# What is required
Find "What data populates", then copy its line and every later line of the entries exactly through the end, leaving all pictures out.

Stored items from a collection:
********
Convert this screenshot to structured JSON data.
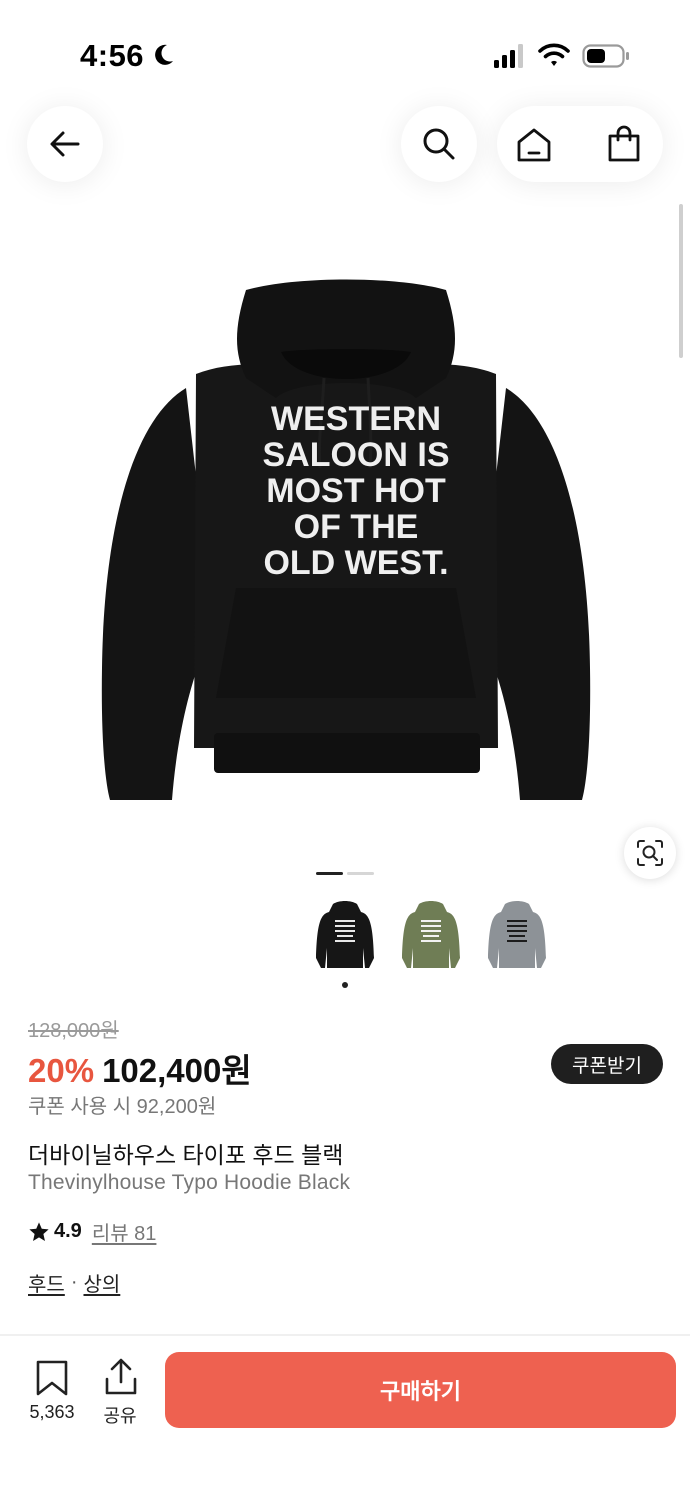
{
  "status_bar": {
    "time": "4:56"
  },
  "header": {
    "back_icon": "arrow-left-icon",
    "search_icon": "search-icon",
    "home_icon": "home-icon",
    "cart_icon": "shopping-bag-icon"
  },
  "product_image": {
    "hoodie_text_lines": [
      "WESTERN",
      "SALOON IS",
      "MOST HOT",
      "OF THE",
      "OLD WEST."
    ],
    "colors": {
      "black": "#161616",
      "khaki": "#6f7d55",
      "gray": "#8d9297"
    }
  },
  "gallery": {
    "visual_search_icon": "visual-search-icon",
    "page_count": 2,
    "active_page": 1
  },
  "price": {
    "original": "128,000원",
    "discount_rate": "20%",
    "sale": "102,400원",
    "coupon_button": "쿠폰받기",
    "coupon_price": "쿠폰 사용 시 92,200원",
    "accent_color": "#e8563f"
  },
  "product": {
    "name": "더바이닐하우스 타이포 후드 블랙",
    "name_en": "Thevinylhouse Typo Hoodie Black",
    "rating": "4.9",
    "review_link": "리뷰 81",
    "categories": [
      "후드",
      "상의"
    ],
    "category_separator": "·"
  },
  "bottom_bar": {
    "bookmark_count": "5,363",
    "share_label": "공유",
    "buy_label": "구매하기",
    "buy_color": "#ee6150"
  }
}
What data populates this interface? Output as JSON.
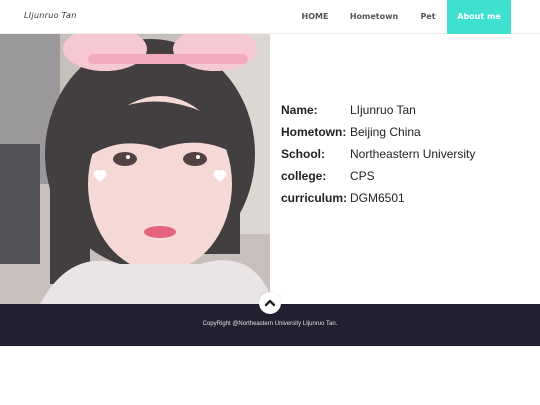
{
  "navbar": {
    "brand": "LIjunruo Tan",
    "items": [
      {
        "label": "HOME"
      },
      {
        "label": "Hometown"
      },
      {
        "label": "Pet"
      },
      {
        "label": "About me"
      }
    ],
    "active_color": "#40e0d0"
  },
  "photo": {
    "icon": "profile-photo"
  },
  "profile": {
    "rows": [
      {
        "label": "Name:",
        "value": "LIjunruo Tan"
      },
      {
        "label": "Hometown:",
        "value": "Beijing China"
      },
      {
        "label": "School:",
        "value": "Northeastern University"
      },
      {
        "label": "college:",
        "value": "CPS"
      },
      {
        "label": "curriculum:",
        "value": "DGM6501"
      }
    ]
  },
  "footer": {
    "copyright": "CopyRight @Northeastern University LIjunruo Tan.",
    "background": "#202030"
  },
  "scroll_top": {
    "icon": "chevron-up-icon"
  }
}
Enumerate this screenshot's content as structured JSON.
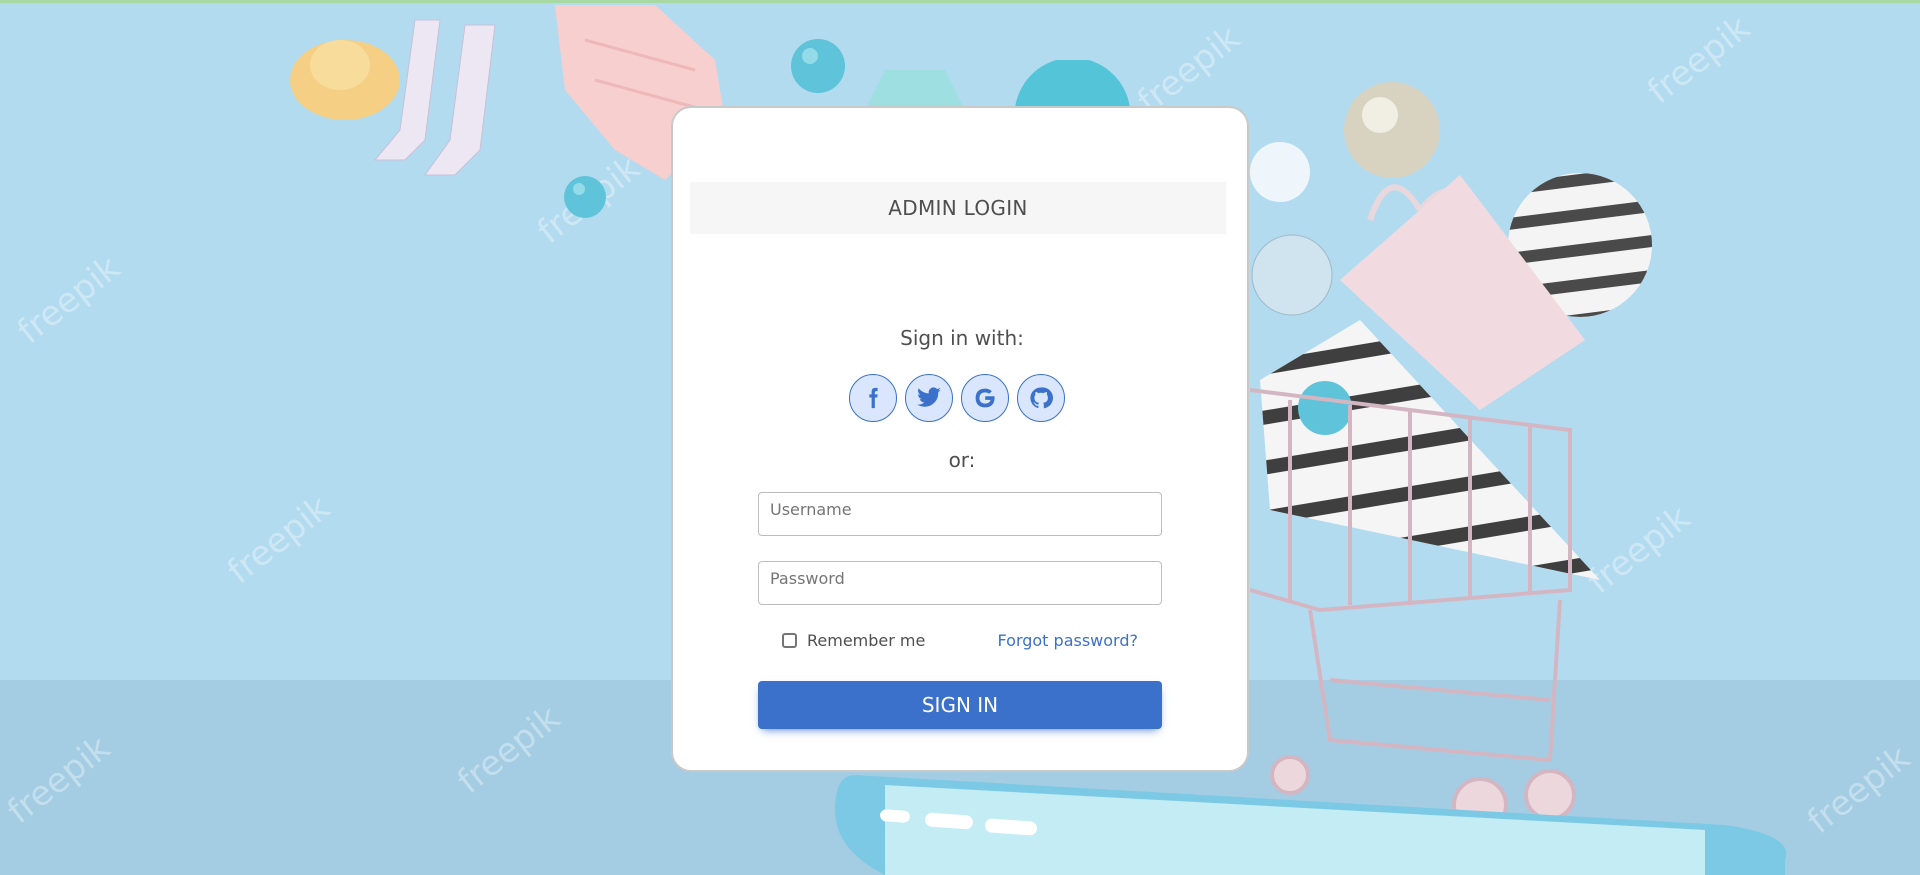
{
  "card": {
    "header": "ADMIN LOGIN",
    "sign_in_with": "Sign in with:",
    "or": "or:",
    "social": [
      {
        "icon": "facebook-icon"
      },
      {
        "icon": "twitter-icon"
      },
      {
        "icon": "google-icon"
      },
      {
        "icon": "github-icon"
      }
    ],
    "username": {
      "label": "Username",
      "value": ""
    },
    "password": {
      "label": "Password",
      "value": ""
    },
    "remember_label": "Remember me",
    "remember_checked": false,
    "forgot_label": "Forgot password?",
    "submit_label": "SIGN IN"
  },
  "background": {
    "watermark": "freepik"
  },
  "colors": {
    "accent": "#3b71ca",
    "social_bg": "#d9e6fb",
    "background": "#b3dbef"
  }
}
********
# Response to the exercise
What data populates this interface? Output as JSON.
{
  "navbar": {
    "brand": "LIjunruo Tan",
    "items": [
      {
        "label": "HOME"
      },
      {
        "label": "Hometown"
      },
      {
        "label": "Pet"
      },
      {
        "label": "About me"
      }
    ],
    "active_color": "#40e0d0"
  },
  "photo": {
    "icon": "profile-photo"
  },
  "profile": {
    "rows": [
      {
        "label": "Name:",
        "value": "LIjunruo Tan"
      },
      {
        "label": "Hometown:",
        "value": "Beijing China"
      },
      {
        "label": "School:",
        "value": "Northeastern University"
      },
      {
        "label": "college:",
        "value": "CPS"
      },
      {
        "label": "curriculum:",
        "value": "DGM6501"
      }
    ]
  },
  "footer": {
    "copyright": "CopyRight @Northeastern University LIjunruo Tan.",
    "background": "#202030"
  },
  "scroll_top": {
    "icon": "chevron-up-icon"
  }
}
Enumerate this screenshot's content as structured JSON.
{
  "card": {
    "header": "ADMIN LOGIN",
    "sign_in_with": "Sign in with:",
    "or": "or:",
    "social": [
      {
        "icon": "facebook-icon"
      },
      {
        "icon": "twitter-icon"
      },
      {
        "icon": "google-icon"
      },
      {
        "icon": "github-icon"
      }
    ],
    "username": {
      "label": "Username",
      "value": ""
    },
    "password": {
      "label": "Password",
      "value": ""
    },
    "remember_label": "Remember me",
    "remember_checked": false,
    "forgot_label": "Forgot password?",
    "submit_label": "SIGN IN"
  },
  "background": {
    "watermark": "freepik"
  },
  "colors": {
    "accent": "#3b71ca",
    "social_bg": "#d9e6fb",
    "background": "#b3dbef"
  }
}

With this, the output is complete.